**Exercise**
The records below are to be reproduced exactly, with every picture left out.

**Records shown**
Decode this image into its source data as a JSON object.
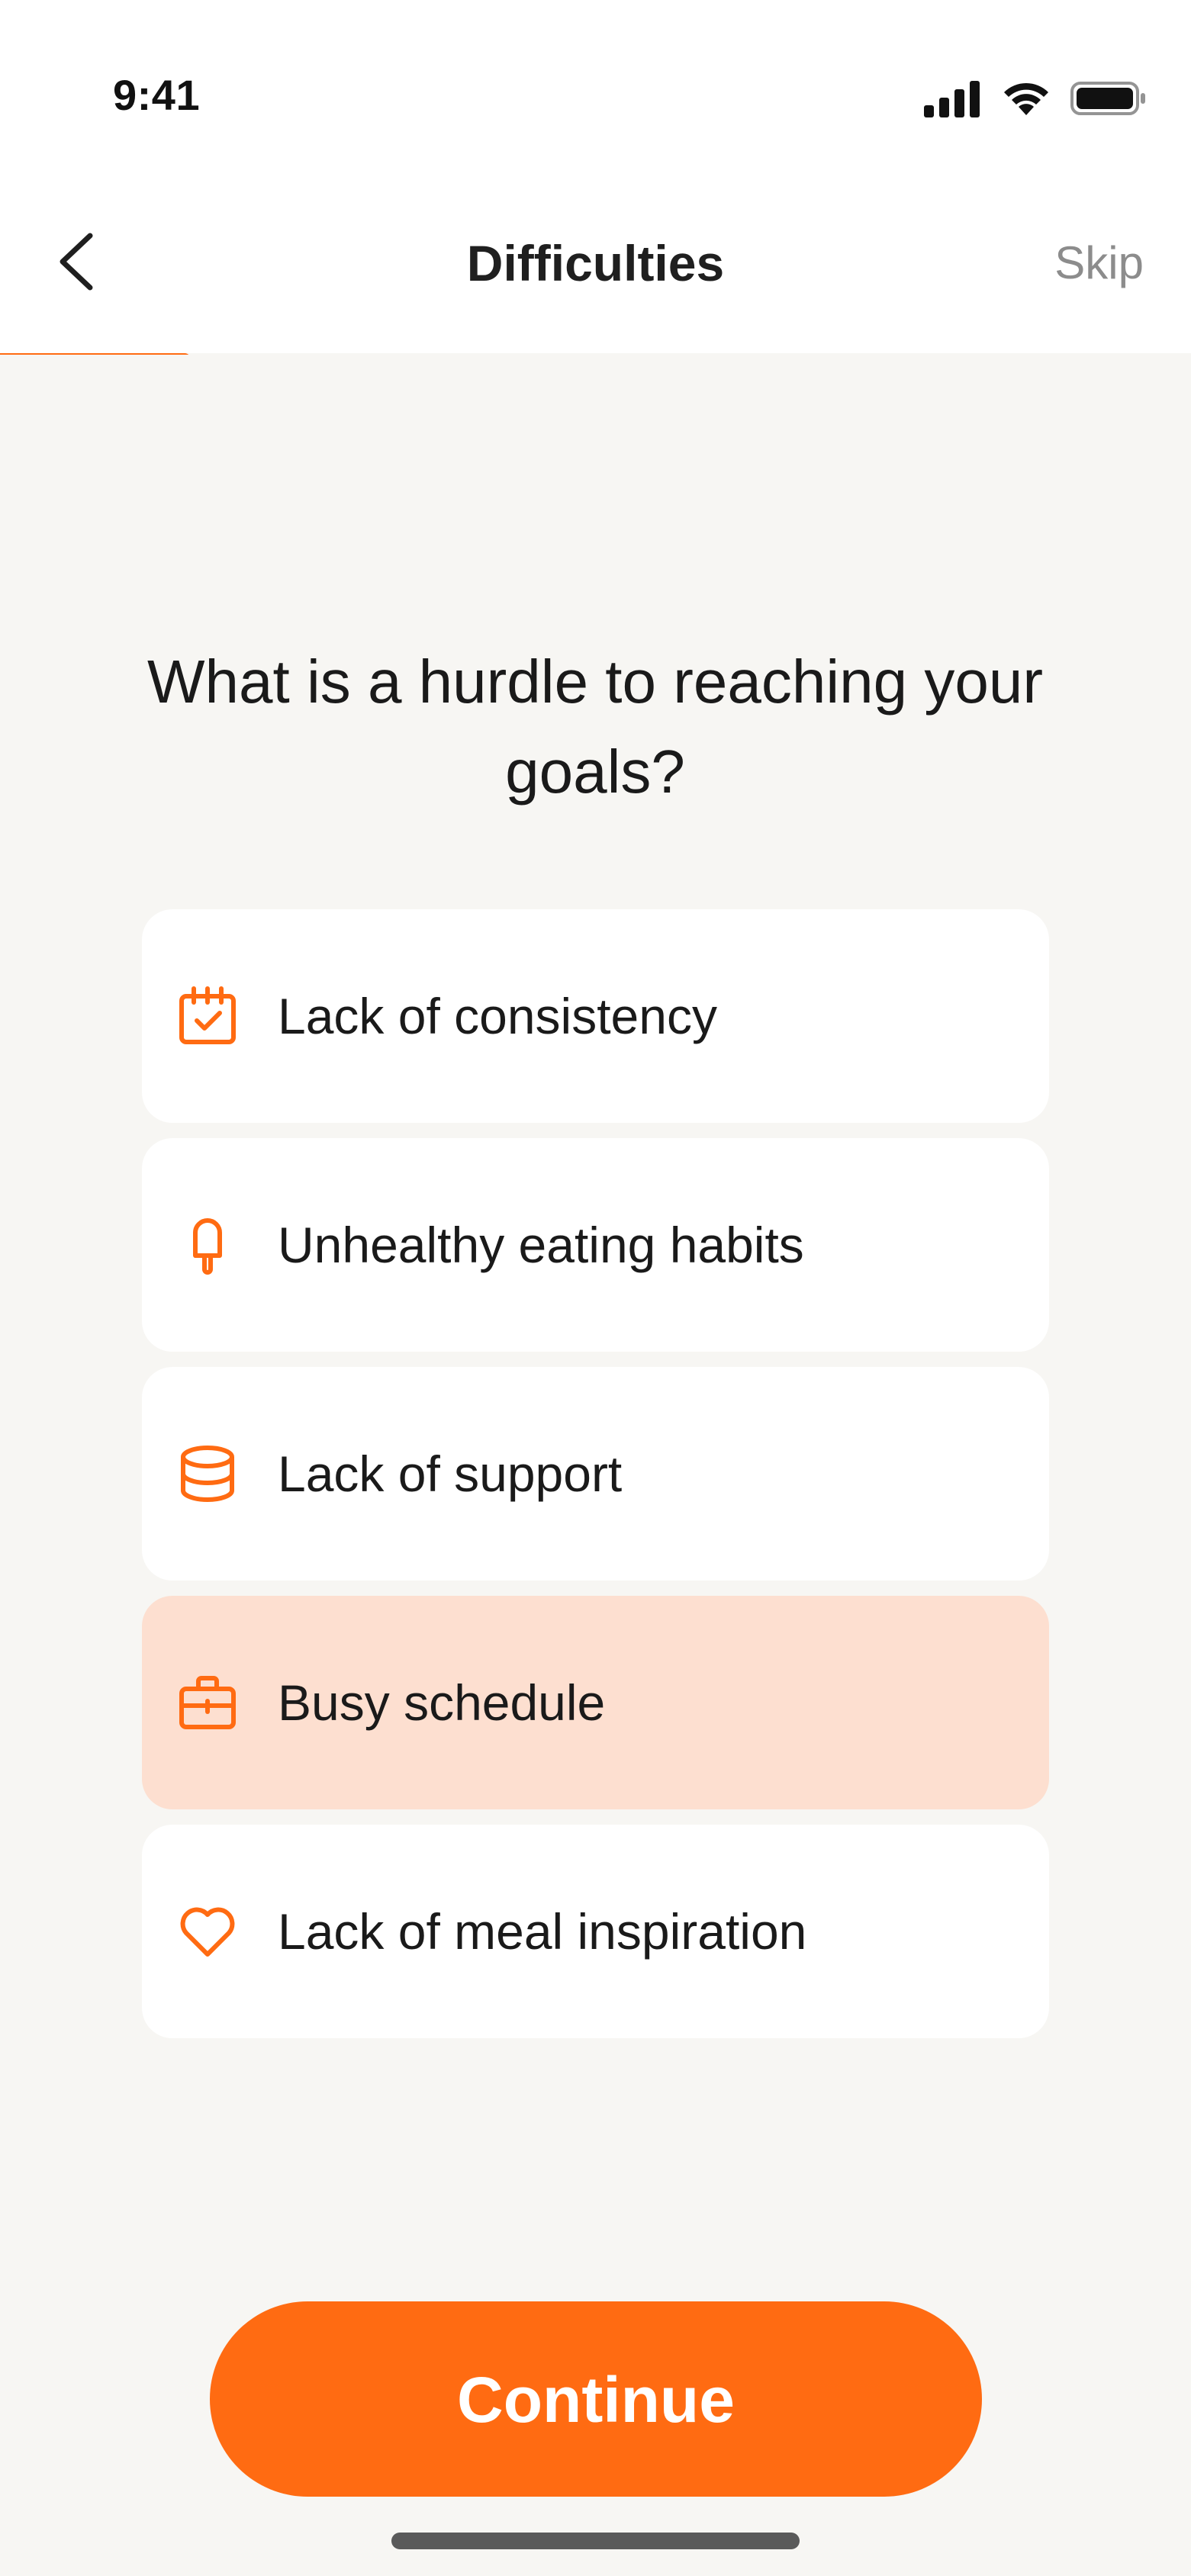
{
  "status_bar": {
    "time": "9:41",
    "icons": [
      "cellular-signal-icon",
      "wifi-icon",
      "battery-icon"
    ]
  },
  "nav": {
    "title": "Difficulties",
    "skip_label": "Skip",
    "back_icon": "chevron-left-icon"
  },
  "progress": {
    "fraction": 0.16,
    "color": "#ff6b12"
  },
  "question": "What is a hurdle to reaching your goals?",
  "options": [
    {
      "label": "Lack of consistency",
      "icon": "calendar-check-icon",
      "selected": false
    },
    {
      "label": "Unhealthy eating habits",
      "icon": "popsicle-icon",
      "selected": false
    },
    {
      "label": "Lack of support",
      "icon": "database-icon",
      "selected": false
    },
    {
      "label": "Busy schedule",
      "icon": "briefcase-icon",
      "selected": true
    },
    {
      "label": "Lack of meal inspiration",
      "icon": "heart-icon",
      "selected": false
    }
  ],
  "continue_label": "Continue",
  "colors": {
    "accent": "#ff6b12",
    "selected_bg": "#fddfd0",
    "page_bg": "#f7f6f3",
    "card_bg": "#ffffff",
    "muted_text": "#8c8c8c"
  }
}
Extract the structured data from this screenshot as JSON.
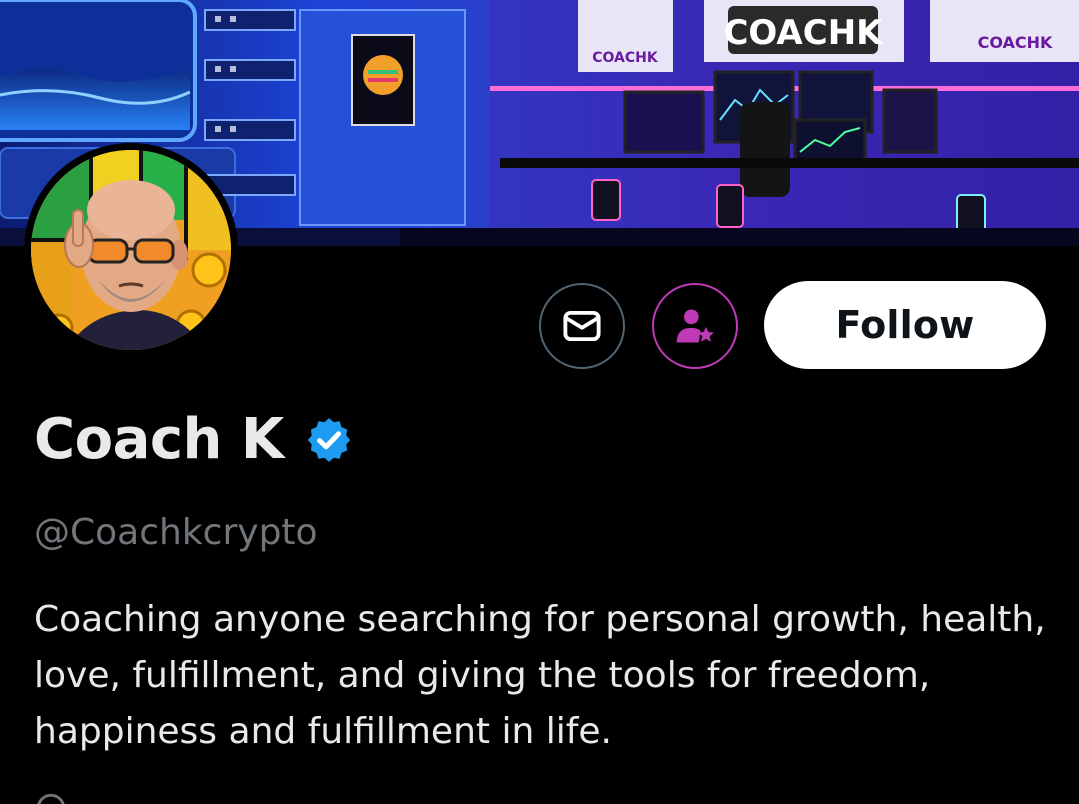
{
  "profile": {
    "display_name": "Coach K",
    "handle": "@Coachkcrypto",
    "bio": "Coaching anyone searching for personal growth, health, love, fulfillment, and giving the tools for freedom, happiness and fulfillment in life.",
    "verified_icon": "verified-badge-icon"
  },
  "banner": {
    "signs": {
      "main": "COACHK",
      "small_left": "COACHK",
      "small_right": "COACHK"
    }
  },
  "actions": {
    "message_icon": "envelope-icon",
    "subscribe_icon": "person-star-icon",
    "follow_label": "Follow"
  },
  "colors": {
    "background": "#000000",
    "primary_text": "#e7e9ea",
    "secondary_text": "#71767b",
    "verified_blue": "#1d9bf0",
    "subscribe_accent": "#c03ab8",
    "follow_bg": "#ffffff"
  }
}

**Answer section**
Decode this image into its source data as a JSON object.
{
  "status_bar": {
    "time": "9:41",
    "icons": [
      "cellular-signal-icon",
      "wifi-icon",
      "battery-icon"
    ]
  },
  "nav": {
    "title": "Difficulties",
    "skip_label": "Skip",
    "back_icon": "chevron-left-icon"
  },
  "progress": {
    "fraction": 0.16,
    "color": "#ff6b12"
  },
  "question": "What is a hurdle to reaching your goals?",
  "options": [
    {
      "label": "Lack of consistency",
      "icon": "calendar-check-icon",
      "selected": false
    },
    {
      "label": "Unhealthy eating habits",
      "icon": "popsicle-icon",
      "selected": false
    },
    {
      "label": "Lack of support",
      "icon": "database-icon",
      "selected": false
    },
    {
      "label": "Busy schedule",
      "icon": "briefcase-icon",
      "selected": true
    },
    {
      "label": "Lack of meal inspiration",
      "icon": "heart-icon",
      "selected": false
    }
  ],
  "continue_label": "Continue",
  "colors": {
    "accent": "#ff6b12",
    "selected_bg": "#fddfd0",
    "page_bg": "#f7f6f3",
    "card_bg": "#ffffff",
    "muted_text": "#8c8c8c"
  }
}
Extract the structured data from this screenshot as JSON.
{
  "profile": {
    "display_name": "Coach K",
    "handle": "@Coachkcrypto",
    "bio": "Coaching anyone searching for personal growth, health, love, fulfillment, and giving the tools for freedom, happiness and fulfillment in life.",
    "verified_icon": "verified-badge-icon"
  },
  "banner": {
    "signs": {
      "main": "COACHK",
      "small_left": "COACHK",
      "small_right": "COACHK"
    }
  },
  "actions": {
    "message_icon": "envelope-icon",
    "subscribe_icon": "person-star-icon",
    "follow_label": "Follow"
  },
  "colors": {
    "background": "#000000",
    "primary_text": "#e7e9ea",
    "secondary_text": "#71767b",
    "verified_blue": "#1d9bf0",
    "subscribe_accent": "#c03ab8",
    "follow_bg": "#ffffff"
  }
}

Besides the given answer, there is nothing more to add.